Why you might have missed it: Trump proposes IQ face-off with Secretary of State Rex Tillerson on October 10
Released: October 24
From the author of one of the best true-crime books of the past decade (People Who Eat Darkness) comes a portrait of the 2011 earthquake—and ensuing tsunami—in Japan. Parry finds haunted humanity in tragedy and in how the country reckons with its disaster-prone history.
Why you might have missed it: Trump: “He knew what he signed up for” on October 18
Released: November 3
Greta Gerwig’s directorial debut, about a high school senior on the cusp of escaping Sacramento and childhood, is as winning as its creator.
Why you might have missed it: A Twitter employee deactivated @realDonaldTrump, providing a few minutes of peace
Released: November 10
A bleakly hilarious Martin McDonagh movie in which Frances McDormand seeks justice for the murder of her daughter, starting with a billboard calling out the terminally ill police chief (Woody Harrelson) for not doing enough to catch the killer.
Why you might have missed it: The artist formerly alive and known as Taylor Swift dropped her new album, Reputation.
Release: December 1
James Franco stars with Dave Franco in a movie about the worst movie ever made. (They will love it if the release of the pee tape coincides with their opening.)

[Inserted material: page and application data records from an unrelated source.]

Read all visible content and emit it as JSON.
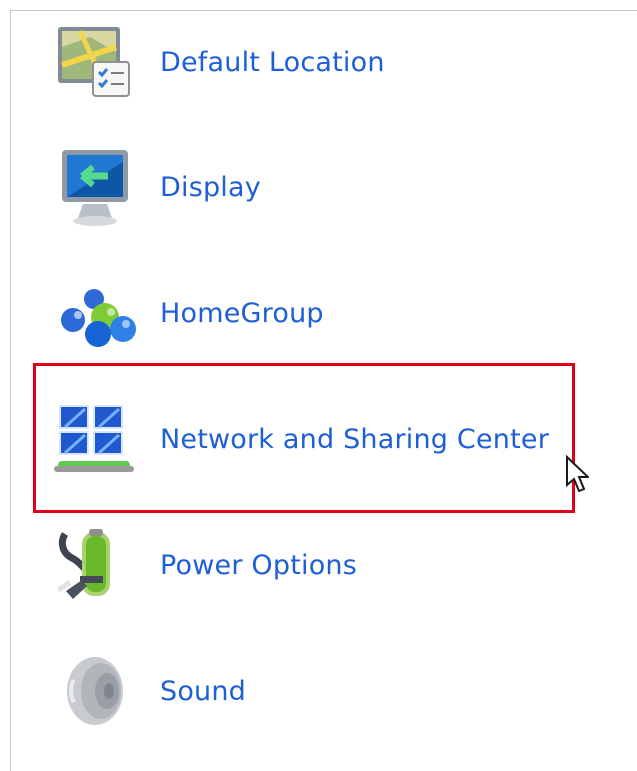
{
  "items": [
    {
      "label": "Default Location",
      "icon": "default-location-icon"
    },
    {
      "label": "Display",
      "icon": "display-icon"
    },
    {
      "label": "HomeGroup",
      "icon": "homegroup-icon"
    },
    {
      "label": "Network and Sharing Center",
      "icon": "network-and-sharing-center-icon"
    },
    {
      "label": "Power Options",
      "icon": "power-options-icon"
    },
    {
      "label": "Sound",
      "icon": "sound-icon"
    }
  ],
  "highlight_color": "#e3001b",
  "link_color": "#1e5ed6"
}
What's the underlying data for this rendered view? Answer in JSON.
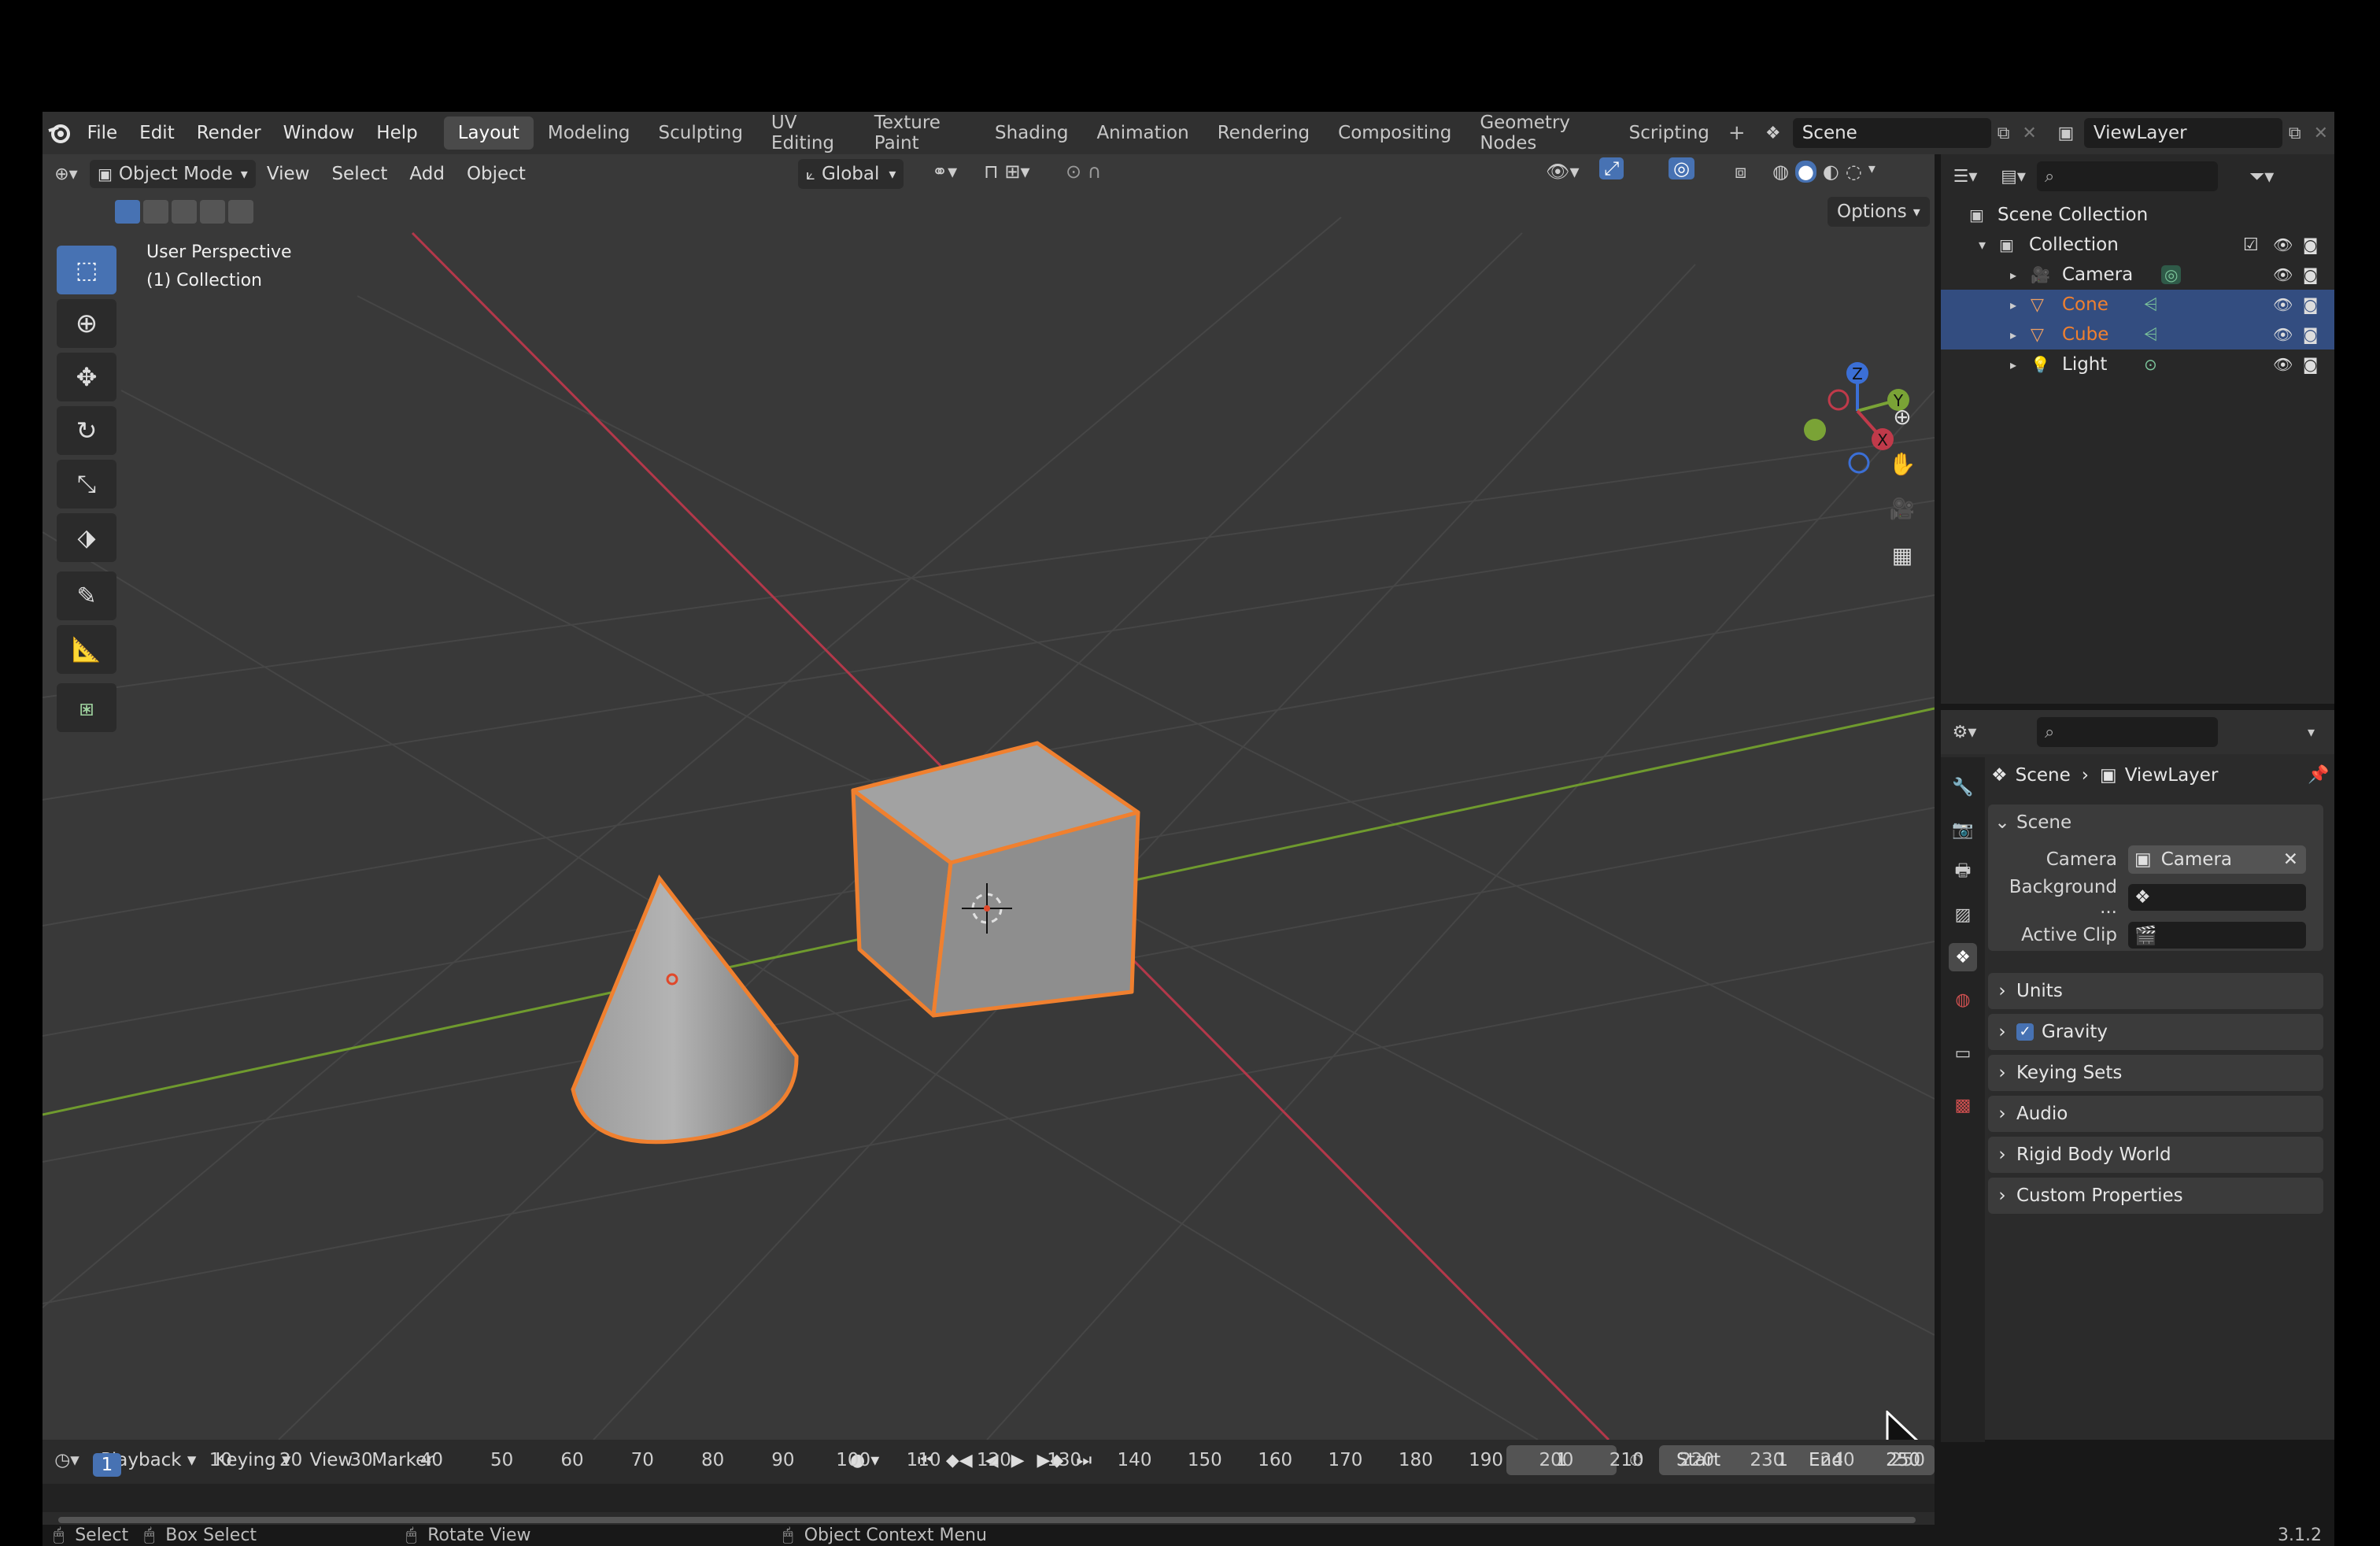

Why you might have missed it: Michael Flynn pled guilty to lying about that whole talking-to-Russians thing.
This story originally appeared in the December 2017 issue with the title “It’s Apoca-Lit!”